Well said, my Elinor. Livia Rachelle, I must suggest that you give the 2009 version another try. Even more than another try. As well as re-reading the book. One of the things I love about that adaptation that it IS so much like the book in that it becomes more endearing as you get to know it better. Likewise does Emma. As Miss Dashwood said, RG was not the perfect portrayal in some ways, but I do think she understood Emma, and captured her spirit. Furthermore, she improved as the movie went on. You see a change in her at the end. With the Kate Beckinsale version... she acts exactly the same, it's just that she's finally figured out how things are. I used to hold that one (which I call "the brown-haired Emma" as my favorite; it even stayed my favorite after I had seen the 2009 version for the first time. (I must confess, though, that I never did care for Mark Strong's Mr. Knightley. He is so yellish, and not at all like the book.) Then I got to know the 2009 version more and loved it more each time I saw it, and both Emma and Mr. Knightley went way, way up on my favorites list.

RG's Emma may seem a little silly sometimes, but Lydia Bennet is... well, brainless. Emma most certainly is not. Also, Lydia cares only for herself--she doesn't even think about other people enough to think about meddling. She is selfish, whereas Emma is only self-centered (in the beginning), and I think I can speak for the book's Emma and Romola Garia's when I say those things.

As for accuracy, though the A&E version has quotes that match the book almost exactly, it does not have half the story, since it is not a mini-series. I think that having more of the story is more important when it is also true to the book, and the 2009 version is. It does capture the spirit quite nicely.

Now, Elinor dear, I must say that it was actually Mr. Bennet who said the thing about Lydia not being easy until she has exposed herself in some public place--when they were discussing her going to Brighton. ;)
Furthermore, I never did say, you must remember, that I liked the newer Persuasion better. I cannot decide. There are pros and cons to each. I might have said, during those comparisons probably, that I tend to derive more enjoyment from watching the newer one. ;)

As to S&S, the 2008 version is decidedly closer to the book when it comes to details, and one can have a more thorough knowledge of the book from watching that adaptation, but I do think that the general feeling of the 1995 version is a little more... Jane Austen. Saying it is accurate to the book should not necessarily imply that it is also the best representation of all aspects of the story. ;)

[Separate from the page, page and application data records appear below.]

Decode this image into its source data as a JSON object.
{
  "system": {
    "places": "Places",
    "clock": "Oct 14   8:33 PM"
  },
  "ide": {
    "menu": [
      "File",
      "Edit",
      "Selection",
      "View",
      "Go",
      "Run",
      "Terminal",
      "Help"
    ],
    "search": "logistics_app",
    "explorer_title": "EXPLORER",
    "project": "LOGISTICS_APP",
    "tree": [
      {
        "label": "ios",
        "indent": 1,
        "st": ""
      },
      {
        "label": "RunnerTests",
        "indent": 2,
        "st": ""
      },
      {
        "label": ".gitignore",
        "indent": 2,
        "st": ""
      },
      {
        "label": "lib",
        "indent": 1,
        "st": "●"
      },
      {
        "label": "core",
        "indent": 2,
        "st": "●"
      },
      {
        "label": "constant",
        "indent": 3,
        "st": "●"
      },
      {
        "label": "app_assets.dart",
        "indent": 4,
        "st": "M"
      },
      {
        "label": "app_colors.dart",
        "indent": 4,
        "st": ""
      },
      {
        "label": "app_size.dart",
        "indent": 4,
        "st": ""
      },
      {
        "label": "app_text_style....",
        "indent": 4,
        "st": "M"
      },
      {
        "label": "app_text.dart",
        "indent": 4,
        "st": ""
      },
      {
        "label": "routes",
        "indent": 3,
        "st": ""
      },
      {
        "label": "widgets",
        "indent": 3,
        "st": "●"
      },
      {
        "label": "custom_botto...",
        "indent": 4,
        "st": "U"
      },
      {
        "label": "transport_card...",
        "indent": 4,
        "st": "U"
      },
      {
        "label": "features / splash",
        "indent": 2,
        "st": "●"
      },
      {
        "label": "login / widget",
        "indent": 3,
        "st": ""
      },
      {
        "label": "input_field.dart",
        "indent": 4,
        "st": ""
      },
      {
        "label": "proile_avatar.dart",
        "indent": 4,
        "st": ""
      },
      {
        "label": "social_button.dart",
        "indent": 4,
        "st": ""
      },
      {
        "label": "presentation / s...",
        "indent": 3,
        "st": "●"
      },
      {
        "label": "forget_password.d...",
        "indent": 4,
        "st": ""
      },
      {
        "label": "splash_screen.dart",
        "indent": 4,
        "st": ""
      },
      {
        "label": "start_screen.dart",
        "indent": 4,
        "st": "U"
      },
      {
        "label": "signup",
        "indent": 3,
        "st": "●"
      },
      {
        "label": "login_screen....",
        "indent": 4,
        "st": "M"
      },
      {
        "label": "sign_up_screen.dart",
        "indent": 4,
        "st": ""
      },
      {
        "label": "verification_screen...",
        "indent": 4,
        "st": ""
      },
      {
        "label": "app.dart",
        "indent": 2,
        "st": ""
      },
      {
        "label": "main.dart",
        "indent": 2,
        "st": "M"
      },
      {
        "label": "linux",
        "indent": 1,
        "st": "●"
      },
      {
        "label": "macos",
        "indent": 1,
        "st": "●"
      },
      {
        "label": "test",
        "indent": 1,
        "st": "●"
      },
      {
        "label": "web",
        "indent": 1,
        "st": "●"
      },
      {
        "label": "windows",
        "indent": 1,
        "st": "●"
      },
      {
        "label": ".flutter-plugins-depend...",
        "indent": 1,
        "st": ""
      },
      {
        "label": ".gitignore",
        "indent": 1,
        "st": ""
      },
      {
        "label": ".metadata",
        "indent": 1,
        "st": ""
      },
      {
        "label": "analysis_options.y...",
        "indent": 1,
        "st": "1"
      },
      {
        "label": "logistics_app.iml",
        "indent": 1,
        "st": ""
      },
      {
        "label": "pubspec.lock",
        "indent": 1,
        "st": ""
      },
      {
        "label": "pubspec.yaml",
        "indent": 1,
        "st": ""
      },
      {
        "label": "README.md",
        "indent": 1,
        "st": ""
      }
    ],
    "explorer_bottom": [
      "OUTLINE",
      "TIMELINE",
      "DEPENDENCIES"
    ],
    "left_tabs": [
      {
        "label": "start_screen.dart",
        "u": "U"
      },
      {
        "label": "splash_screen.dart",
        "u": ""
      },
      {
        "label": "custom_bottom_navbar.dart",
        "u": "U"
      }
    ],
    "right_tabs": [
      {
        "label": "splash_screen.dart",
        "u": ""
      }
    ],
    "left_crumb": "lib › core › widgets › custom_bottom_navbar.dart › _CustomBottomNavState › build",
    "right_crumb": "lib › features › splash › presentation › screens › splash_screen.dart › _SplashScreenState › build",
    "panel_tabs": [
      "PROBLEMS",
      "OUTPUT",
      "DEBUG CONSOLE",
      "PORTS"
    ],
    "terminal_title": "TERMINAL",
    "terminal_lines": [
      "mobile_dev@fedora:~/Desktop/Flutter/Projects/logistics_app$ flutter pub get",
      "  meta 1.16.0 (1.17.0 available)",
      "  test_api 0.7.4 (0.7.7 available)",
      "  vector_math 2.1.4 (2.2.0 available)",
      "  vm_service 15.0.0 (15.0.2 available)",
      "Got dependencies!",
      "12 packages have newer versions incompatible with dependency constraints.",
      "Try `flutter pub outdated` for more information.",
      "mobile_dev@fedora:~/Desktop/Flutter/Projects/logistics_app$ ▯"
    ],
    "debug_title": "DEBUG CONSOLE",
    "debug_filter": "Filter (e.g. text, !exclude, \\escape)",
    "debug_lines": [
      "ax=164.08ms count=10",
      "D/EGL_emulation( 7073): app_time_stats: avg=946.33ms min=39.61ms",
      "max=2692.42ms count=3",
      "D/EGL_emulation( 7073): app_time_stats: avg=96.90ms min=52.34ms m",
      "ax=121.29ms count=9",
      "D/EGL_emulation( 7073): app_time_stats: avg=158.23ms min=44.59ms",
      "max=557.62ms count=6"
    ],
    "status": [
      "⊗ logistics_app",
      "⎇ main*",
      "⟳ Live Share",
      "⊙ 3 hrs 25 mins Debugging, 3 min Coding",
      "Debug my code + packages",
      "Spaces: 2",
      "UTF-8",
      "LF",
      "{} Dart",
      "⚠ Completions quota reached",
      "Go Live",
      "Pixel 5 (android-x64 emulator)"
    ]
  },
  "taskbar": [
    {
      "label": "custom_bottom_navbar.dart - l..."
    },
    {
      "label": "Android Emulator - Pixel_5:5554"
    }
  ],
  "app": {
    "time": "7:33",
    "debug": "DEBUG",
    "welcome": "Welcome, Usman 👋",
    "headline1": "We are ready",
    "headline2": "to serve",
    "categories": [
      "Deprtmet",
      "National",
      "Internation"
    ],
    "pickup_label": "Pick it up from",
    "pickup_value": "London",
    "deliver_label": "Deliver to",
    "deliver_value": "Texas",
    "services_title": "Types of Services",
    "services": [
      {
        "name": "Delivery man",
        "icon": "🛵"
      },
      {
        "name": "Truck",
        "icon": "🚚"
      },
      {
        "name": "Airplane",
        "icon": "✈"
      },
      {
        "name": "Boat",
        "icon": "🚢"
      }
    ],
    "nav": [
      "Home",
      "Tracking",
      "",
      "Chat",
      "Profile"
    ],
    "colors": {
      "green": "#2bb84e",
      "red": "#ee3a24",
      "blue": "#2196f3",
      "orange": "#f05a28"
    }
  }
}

Dear me! Discussing Jane Austen! How I do get lengthy and carried away!